    Which taxonomy is most appropriate depends partly on the methods and assumptions used to deal with outliers in the samples and reconcile the discordant trees, which I suppose will always involve some degree of professional judgement.

    As for the “ancestor problem,” yes, this seems to be entirely a shortcoming of Linnean ranks. There was a specimen-level phylogeny of dinosaurs (Tschopp et al 2015) that made headlines for resurrecting Brontosaurus. The authors used apomorphy counts and a phenetic similarity index to determine whether to lump specimens into the same species or the same genus. The famous mount from the American Museum of Natural History fell outside the Brontosaurus + Apatosaurus clade and wasn’t quite similar enough to the closest specimen (B. excelsus) to be conspecific, and so was treated as an “indeterminate apatosaurine.” Based on my limited understanding of paper, this was a good example of a potential ancestor not belonging anywhere. But in a uninomial system, no problem, you’d just give AMNH460 a new species name and group it with the AMNH460 + Brontosaurus + Apatosaurus clade, which MAYBE include its descendents.

    Disclaimer: I’m not a taxonomist, and sorry for using only vertebrate examples.

    1. Thanks!

      I do not ignore reticulation above the species level, I just don't think it happens to the degree that it swamps out the phylogenetic structure of the tree of life. If it did, then that would be what could convince me to abandon phylogenetic systematics. Although sadly not in favour of 'evolutionary' systematics because in that case there wouldn't be paraphyletic taxa either.

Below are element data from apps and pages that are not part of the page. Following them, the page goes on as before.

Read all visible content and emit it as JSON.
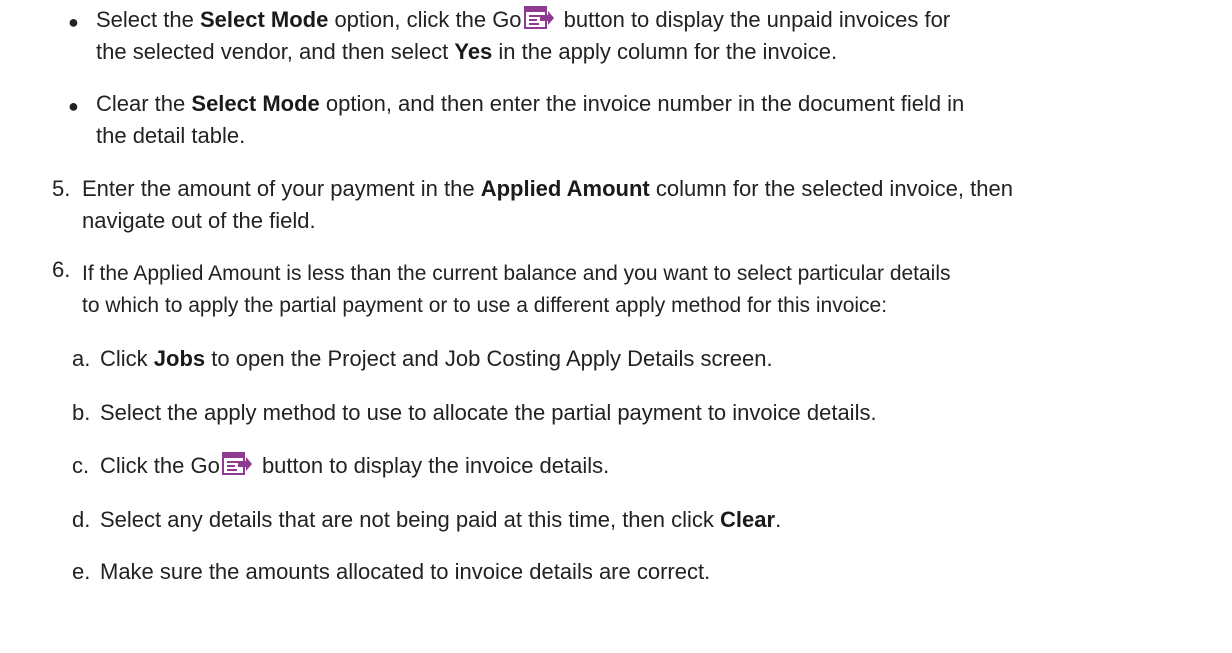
{
  "bullets": [
    {
      "l1_pre": "Select the ",
      "l1_bold": "Select Mode",
      "l1_mid": " option, click the Go",
      "l1_post": " button to display the unpaid invoices for",
      "l2_pre": "the selected vendor, and then select ",
      "l2_bold": "Yes",
      "l2_post": " in the apply column for the invoice."
    },
    {
      "l1_pre": "Clear the ",
      "l1_bold": "Select Mode",
      "l1_post": " option, and then enter the invoice number in the document field in",
      "l2": "the detail table."
    }
  ],
  "steps": [
    {
      "num": "5.",
      "l1_pre": "Enter the amount of your payment in the ",
      "l1_bold": "Applied Amount",
      "l1_post": " column for the selected invoice, then",
      "l2": "navigate out of the field."
    },
    {
      "num": "6.",
      "l1": "If the Applied Amount is less than the current balance and you want to select particular details",
      "l2": "to which to apply the partial payment or to use a different apply method for this invoice:"
    }
  ],
  "substeps": [
    {
      "letter": "a.",
      "pre": "Click ",
      "bold": "Jobs",
      "post": " to open the Project and Job Costing Apply Details screen."
    },
    {
      "letter": "b.",
      "text": "Select the apply method to use to allocate the partial payment to invoice details."
    },
    {
      "letter": "c.",
      "pre": "Click the Go",
      "post": " button to display the invoice details."
    },
    {
      "letter": "d.",
      "pre": "Select any details that are not being paid at this time, then click ",
      "bold": "Clear",
      "post": "."
    },
    {
      "letter": "e.",
      "text": "Make sure the amounts allocated to invoice details are correct."
    }
  ],
  "icons": {
    "go_button": "go-icon",
    "accent": "#8e3a8e"
  }
}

      I have not really looked into the situation of the bears, but the first thing I would observe is that all too many people look at a single locus like mitochondrial DNA or, in plants, chloroplast DNA, and then try to conclude something about species relationships. As you pointed out, the next gene might tell a different story, and at least chloroplasts seem to introgress more easily than nuclear DNA.

      I really have no opinion on whether Eurasian and American brown bears are best treated as one or two species. Different situations may require different species concepts. I just think that one should classify by relatedness: If there is a branching order, then by closeness of the branches, and if there is massive reticulation then it would have to boil down to population genetics and phylogeography.

      I also don't have a preferred idea for how precisely do deal with fossil ancestors, which do appear to be reliably infer-able in rare cases such as unicellular plankton organisms with a well fossilising skeleton. I only work on extant stuff...